  7. ^ Alexander H. Jordan1 , Benoît Monin, Carol S. Dweck, Benjamin J. Lovett, Oliver P. John, and James J. Gross (2011). "Misery Has More Company Than People Think: Underestimating the Prevalence of Others' Negative Emotions" (PDF). Personality and Social Psychology Bulletin. 37 (1): 120–135. doi:10.1177/0146167210390822. 
  8. ^ Copeland, Libby. "The Anti-Social Network". Retrieved 8 February 2015. 
  9. ^ Williams, Ray. "Is Facebook Good Or Bad For Your Self-Esteem?". psychology Today. Retrieved 9 June 2014. 
  10. ^ Clayton, Russell B.; Nagurney, Alexander; Smith, Jessica R. (October 2013). "Cheating, Breakup, and Divorce: Is Facebook Use to Blame?". Cyberpsychology, Behavior, and Social Networking. 16 (10): 717–720. doi:10.1089/cyber.2012.0424. 
  11. ^ Rosen, Larry Ph.D. "Always On, All the Time: Are We Suffering From FoMO?". Psychology Today. Rewired: The Psychology of Technology. Retrieved 6 February 2015. 
  12. ^ Davis, Jenny. "From 'hyper' to 'in': on visibility". Cyborgology. Retrieved 6 February 2015. 
  13. ^
  14. ^ "Addiction to Social Networking Leads to Sleep Deprivation". News Medical. Retrieved 8 February 2015. 
  15. ^ a b Hackethal, Veronica MD. (December 16, 2014). "Social Media Potentially Addictive, Linked to Substance Abuse". Medscape. Retrieved 7 February 2015. 
  16. ^ Julia M. Hormes; Brianna Kearns; C. Alix Timko (2014). "Craving Facebook? Behavioral addiction to online social networking and its association with emotion regulation deficits". Addiction. 109 (12): 2079–2088. PMID 25170590. doi:10.1111/add.12713. 
  17. ^ Elish, Jill (March 6, 2014). "Hungry for 'likes': Facebook use linked to eating disorder risk". Florida State University. Retrieved March 23, 2016. 
  18. ^ Rojas, Marcela (June 1, 2014). "Social Media Helps Fuel Some Eating Disorders". USA Today. The (Westchester County, N.Y.) Journal News. Retrieved 6 February 2015. 
  19. ^ K Harrison; J Cantor (February 7, 2006). "Journal of Communication". 47 (1): 40–67. 

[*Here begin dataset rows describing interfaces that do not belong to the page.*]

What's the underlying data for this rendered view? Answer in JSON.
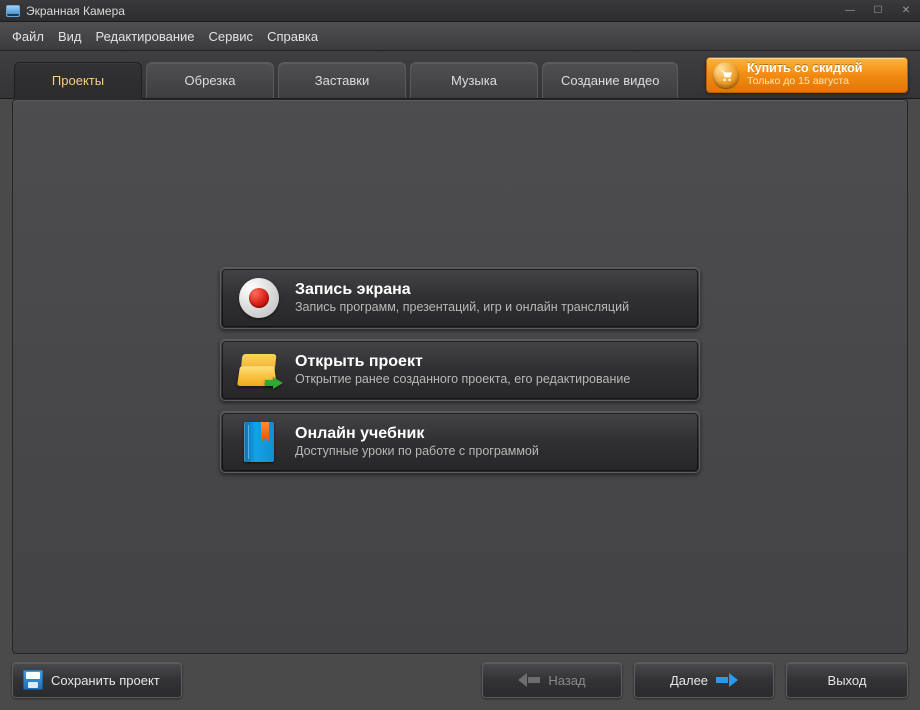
{
  "title": "Экранная Камера",
  "menubar": [
    "Файл",
    "Вид",
    "Редактирование",
    "Сервис",
    "Справка"
  ],
  "tabs": [
    {
      "label": "Проекты",
      "active": true
    },
    {
      "label": "Обрезка",
      "active": false
    },
    {
      "label": "Заставки",
      "active": false
    },
    {
      "label": "Музыка",
      "active": false
    },
    {
      "label": "Создание видео",
      "active": false
    }
  ],
  "promo": {
    "line1": "Купить со скидкой",
    "line2": "Только до 15 августа"
  },
  "cards": {
    "record": {
      "title": "Запись экрана",
      "sub": "Запись программ, презентаций, игр и онлайн трансляций"
    },
    "open": {
      "title": "Открыть проект",
      "sub": "Открытие ранее созданного проекта, его редактирование"
    },
    "tutorial": {
      "title": "Онлайн учебник",
      "sub": "Доступные уроки по работе с программой"
    }
  },
  "footer": {
    "save": "Сохранить проект",
    "back": "Назад",
    "next": "Далее",
    "exit": "Выход"
  }
}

  20. ^ Julien, Chris. "Bourdieu, Social Capital and Online Interaction". Sociology. 49 (2): 356–373. doi:10.1177/0038038514535862. 

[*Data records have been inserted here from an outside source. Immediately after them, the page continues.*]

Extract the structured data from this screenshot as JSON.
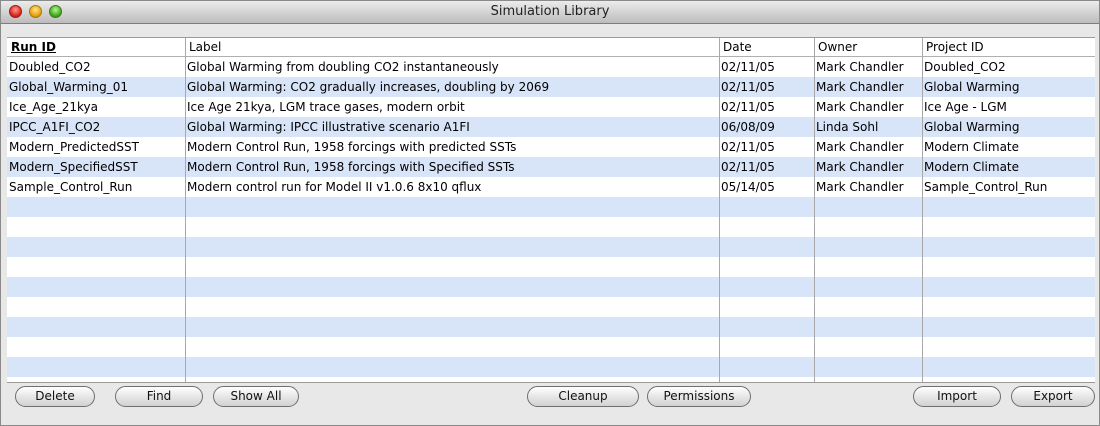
{
  "window": {
    "title": "Simulation Library"
  },
  "table": {
    "columns": [
      "Run ID",
      "Label",
      "Date",
      "Owner",
      "Project ID"
    ],
    "sorted_column": "Run ID",
    "rows": [
      [
        "Doubled_CO2",
        "Global Warming from doubling CO2 instantaneously",
        "02/11/05",
        "Mark Chandler",
        "Doubled_CO2"
      ],
      [
        "Global_Warming_01",
        "Global Warming: CO2 gradually increases, doubling by 2069",
        "02/11/05",
        "Mark Chandler",
        "Global Warming"
      ],
      [
        "Ice_Age_21kya",
        "Ice Age 21kya, LGM trace gases, modern orbit",
        "02/11/05",
        "Mark Chandler",
        "Ice Age - LGM"
      ],
      [
        "IPCC_A1FI_CO2",
        "Global Warming: IPCC illustrative scenario A1FI",
        "06/08/09",
        "Linda Sohl",
        "Global Warming"
      ],
      [
        "Modern_PredictedSST",
        "Modern Control Run, 1958 forcings with predicted SSTs",
        "02/11/05",
        "Mark Chandler",
        "Modern Climate"
      ],
      [
        "Modern_SpecifiedSST",
        "Modern Control Run, 1958 forcings with Specified SSTs",
        "02/11/05",
        "Mark Chandler",
        "Modern Climate"
      ],
      [
        "Sample_Control_Run",
        "Modern control run for Model II v1.0.6 8x10 qflux",
        "05/14/05",
        "Mark Chandler",
        "Sample_Control_Run"
      ]
    ],
    "stripe_color": "#d8e4f8"
  },
  "buttons": {
    "delete": "Delete",
    "find": "Find",
    "show_all": "Show All",
    "cleanup": "Cleanup",
    "permissions": "Permissions",
    "import": "Import",
    "export": "Export"
  }
}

  21. ^ Crowell, Grant. "Social Media and ADHD: Turning Distractions into Directions". Retrieved 8 February 2015. 
  22. ^ Small, Gary; Vorgan, Gigi (6 October 2009). iBrain: Surviving the Technological Alteration of the Modern Mind. Collins Living. p. 90. ISBN 9780061340338. 
  23. ^ Jaclyn Cabral (2011). "Is Generation Y Addicted to Social Media?" (PDF). The Elon Journal of Undergraduate Research in Communications. 2 (1). 
  24. ^ Yen, Ju-Yu (2009). "The Association Between Adult ADHD Symptoms and Internet Addiction Among College Students". CyberPsychology & Behavior. 12 (2): 189. doi:10.1089/cpb.2008.0113. 
  25. ^ Yen, Ju-Yu (2009). "The Association Between Adult ADHD Symptoms and Internet Addiction Among College Students". CyberPsychology & Behavior. 12 (2): 188, 190. doi:10.1089/cpb.2008.0113. 
  26. ^ See: Cyberball
  27. ^ Matthew P. Kassner, M.S.; Eric D. Wesselmann, Ph.D.; Alvin Ty Law, M.S.; Kipling D. Williams, Ph.D. (2012). "Virtually Ostracized: Studying Ostracism in Immersive Virtual Environments". Cyberpsychology, Behavior, and Social Networking. Mary Ann Liebert, Inc. 15 (8): 399–403. PMC 3422048Freely accessible. PMID 22897472. doi:10.1089/cyber.2012.0113. 
  28. ^ Thumbs up: Facebook might actually be good for you
  29. ^ Ciccarelli, Saundra K.; White, J. Noland. Psychology. ISBN 9780205832576. 
  30. ^ Florez, Jose (2016-10-04). "Need Help? There’s Now Psychotherapy In Cyberspace". Mental Daily. 
  31. ^ See Technology and Psychology 2011
  32. ^ Barak, A., & Suler, J. (2008). Reflections on the psychology and social science of cyberspace. In A. Barak & J. Suler (Eds.), Psychological aspects of cyberspace: Theory, Research, Applications (pp. 1–12). Cambridge, UK: Cambridge University Press. ISBN 9780521873017
  33. ^ See August 2011 presentation by Kate Cavanaugh, author of "Hands on Help"
  34. ^ John Suler's The Psychology of Cyberspace -Psychotherapy in Cyberspace
  35. ^ "Web Therapy - Plasma Pool".